|Stunnel Security for Oracle||Jul 28, 2016|
|SUSE LLC's SUSE Manager||Jul 21, 2016|
|My +1 Sword of Productivity||Jul 20, 2016|
|Non-Linux FOSS: Caffeine!||Jul 19, 2016|
|Murat Yener and Onur Dundar's Expert Android Studio (Wrox)||Jul 18, 2016|
- The Firebird Project's Firebird Relational Database
- Stunnel Security for Oracle
- My +1 Sword of Productivity
- Non-Linux FOSS: Caffeine!
- SUSE LLC's SUSE Manager
- Managing Linux Using Puppet
- Murat Yener and Onur Dundar's Expert Android Studio (Wrox)
- Parsing an RSS News Feed with a Bash Script
- Google's SwiftShader Released
- Doing for User Space What We Did for Kernel Space
With all the industry talk about the benefits of Linux on Power and all the performance advantages offered by its open architecture, you may be considering a move in that direction. If you are thinking about analytics, big data and cloud computing, you would be right to evaluate Power. The idea of using commodity x86 hardware and replacing it every three years is an outdated cost model. It doesn’t consider the total cost of ownership, and it doesn’t consider the advantage of real processing power, high-availability and multithreading like a demon.

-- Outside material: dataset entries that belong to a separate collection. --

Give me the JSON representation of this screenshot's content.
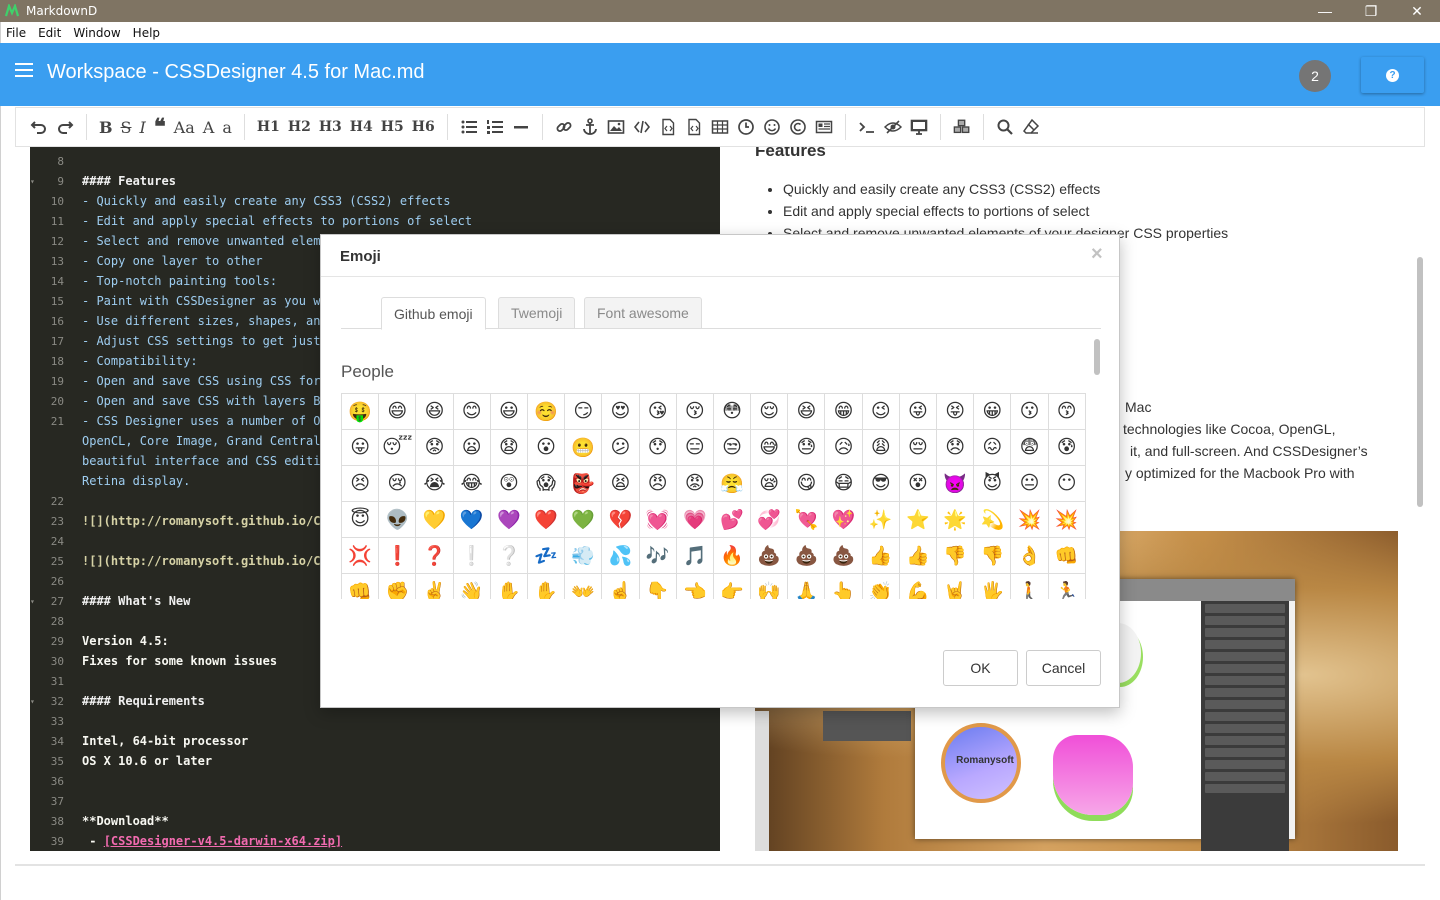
{
  "window": {
    "title": "MarkdownD",
    "min": "—",
    "restore": "❐",
    "close": "✕"
  },
  "menu": [
    "File",
    "Edit",
    "Window",
    "Help"
  ],
  "header": {
    "title": "Workspace - CSSDesigner 4.5 for Mac.md",
    "badge_count": "2",
    "help_icon": "?"
  },
  "toolbar": {
    "bold": "B",
    "strike": "S",
    "italic": "I",
    "quote": "❝",
    "case": "Aa",
    "upper": "A",
    "lower": "a",
    "h1": "H1",
    "h2": "H2",
    "h3": "H3",
    "h4": "H4",
    "h5": "H5",
    "h6": "H6"
  },
  "editor": {
    "lines": [
      {
        "n": "8",
        "text": "",
        "cls": "",
        "fold": ""
      },
      {
        "n": "9",
        "text": "#### Features",
        "cls": "h",
        "fold": "▾"
      },
      {
        "n": "10",
        "text": "- Quickly and easily create any CSS3 (CSS2) effects",
        "cls": "li",
        "fold": ""
      },
      {
        "n": "11",
        "text": "- Edit and apply special effects to portions of select",
        "cls": "li",
        "fold": ""
      },
      {
        "n": "12",
        "text": "- Select and remove unwanted eleme",
        "cls": "li",
        "fold": ""
      },
      {
        "n": "13",
        "text": "- Copy one layer to other",
        "cls": "li",
        "fold": ""
      },
      {
        "n": "14",
        "text": "- Top-notch painting tools:",
        "cls": "li",
        "fold": ""
      },
      {
        "n": "15",
        "text": "- Paint with CSSDesigner as you wo",
        "cls": "li",
        "fold": ""
      },
      {
        "n": "16",
        "text": "- Use different sizes, shapes, and",
        "cls": "li",
        "fold": ""
      },
      {
        "n": "17",
        "text": "- Adjust CSS settings to get just",
        "cls": "li",
        "fold": ""
      },
      {
        "n": "18",
        "text": "- Compatibility:",
        "cls": "li",
        "fold": ""
      },
      {
        "n": "19",
        "text": "- Open and save CSS using CSS form",
        "cls": "li",
        "fold": ""
      },
      {
        "n": "20",
        "text": "- Open and save CSS with layers Bo",
        "cls": "li",
        "fold": ""
      },
      {
        "n": "21",
        "text": "- CSS Designer uses a number of OS",
        "cls": "li",
        "fold": ""
      },
      {
        "n": "",
        "text": "OpenCL, Core Image, Grand Central",
        "cls": "li",
        "fold": ""
      },
      {
        "n": "",
        "text": "beautiful interface and CSS editi",
        "cls": "li",
        "fold": ""
      },
      {
        "n": "",
        "text": "Retina display.",
        "cls": "li",
        "fold": ""
      },
      {
        "n": "22",
        "text": "",
        "cls": "",
        "fold": ""
      },
      {
        "n": "23",
        "text": "![](http://romanysoft.github.io/CS",
        "cls": "url",
        "fold": ""
      },
      {
        "n": "24",
        "text": "",
        "cls": "",
        "fold": ""
      },
      {
        "n": "25",
        "text": "![](http://romanysoft.github.io/CS",
        "cls": "url",
        "fold": ""
      },
      {
        "n": "26",
        "text": "",
        "cls": "",
        "fold": ""
      },
      {
        "n": "27",
        "text": "#### What's New",
        "cls": "h",
        "fold": "▾"
      },
      {
        "n": "28",
        "text": "",
        "cls": "",
        "fold": ""
      },
      {
        "n": "29",
        "text": "Version 4.5:",
        "cls": "str",
        "fold": ""
      },
      {
        "n": "30",
        "text": "Fixes for some known issues",
        "cls": "str",
        "fold": ""
      },
      {
        "n": "31",
        "text": "",
        "cls": "",
        "fold": ""
      },
      {
        "n": "32",
        "text": "#### Requirements",
        "cls": "h",
        "fold": "▾"
      },
      {
        "n": "33",
        "text": "",
        "cls": "",
        "fold": ""
      },
      {
        "n": "34",
        "text": "Intel, 64-bit processor",
        "cls": "str",
        "fold": ""
      },
      {
        "n": "35",
        "text": "OS X 10.6 or later",
        "cls": "str",
        "fold": ""
      },
      {
        "n": "36",
        "text": "",
        "cls": "",
        "fold": ""
      },
      {
        "n": "37",
        "text": "",
        "cls": "",
        "fold": ""
      },
      {
        "n": "38",
        "text": "**Download**",
        "cls": "str",
        "fold": ""
      },
      {
        "n": "39",
        "text": " - ",
        "cls": "str",
        "fold": "",
        "link": "[CSSDesigner-v4.5-darwin-x64.zip]"
      }
    ]
  },
  "preview": {
    "heading": "Features",
    "items": [
      "Quickly and easily create any CSS3 (CSS2) effects",
      "Edit and apply special effects to portions of select",
      "Select and remove unwanted elements of your designer CSS properties"
    ],
    "frag1": "Mac",
    "frag2": "technologies like Cocoa, OpenGL,",
    "frag3": "it, and full-screen. And CSSDesigner’s",
    "frag4": "y optimized for the Macbook Pro with",
    "shot_logo": "Romanysoft"
  },
  "modal": {
    "title": "Emoji",
    "close": "×",
    "tabs": [
      "Github emoji",
      "Twemoji",
      "Font awesome"
    ],
    "category": "People",
    "ok": "OK",
    "cancel": "Cancel",
    "emoji_rows": [
      [
        "🤑",
        "😄",
        "😆",
        "😊",
        "😃",
        "☺️",
        "😏",
        "😍",
        "😘",
        "😚",
        "😳",
        "😌",
        "😆",
        "😁",
        "😉",
        "😜",
        "😝",
        "😀",
        "😗",
        "😙"
      ],
      [
        "😛",
        "😴",
        "😟",
        "😦",
        "😧",
        "😮",
        "😬",
        "😕",
        "😯",
        "😑",
        "😒",
        "😅",
        "😓",
        "😥",
        "😩",
        "😔",
        "😞",
        "😖",
        "😨",
        "😰"
      ],
      [
        "😣",
        "😢",
        "😭",
        "😂",
        "😲",
        "😱",
        "👺",
        "😫",
        "😠",
        "😡",
        "😤",
        "😪",
        "😋",
        "😷",
        "😎",
        "😵",
        "👿",
        "😈",
        "😐",
        "😶"
      ],
      [
        "😇",
        "👽",
        "💛",
        "💙",
        "💜",
        "❤️",
        "💚",
        "💔",
        "💓",
        "💗",
        "💕",
        "💞",
        "💘",
        "💖",
        "✨",
        "⭐",
        "🌟",
        "💫",
        "💥",
        "💥"
      ],
      [
        "💢",
        "❗",
        "❓",
        "❕",
        "❔",
        "💤",
        "💨",
        "💦",
        "🎶",
        "🎵",
        "🔥",
        "💩",
        "💩",
        "💩",
        "👍",
        "👍",
        "👎",
        "👎",
        "👌",
        "👊"
      ],
      [
        "👊",
        "✊",
        "✌️",
        "👋",
        "✋",
        "✋",
        "👐",
        "☝️",
        "👇",
        "👈",
        "👉",
        "🙌",
        "🙏",
        "👆",
        "👏",
        "💪",
        "🤘",
        "🖐",
        "🚶",
        "🏃"
      ]
    ]
  }
}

This ebook takes a look at some of the practical applications of the Linux on Power platform and ways you might bring all the performance power of this open architecture to bear for your organization. There are no smoke and mirrors here—just hard, cold, empirical evidence provided by independent sources. I also consider some innovative ways Linux on Power will be used in the future.Get the Guide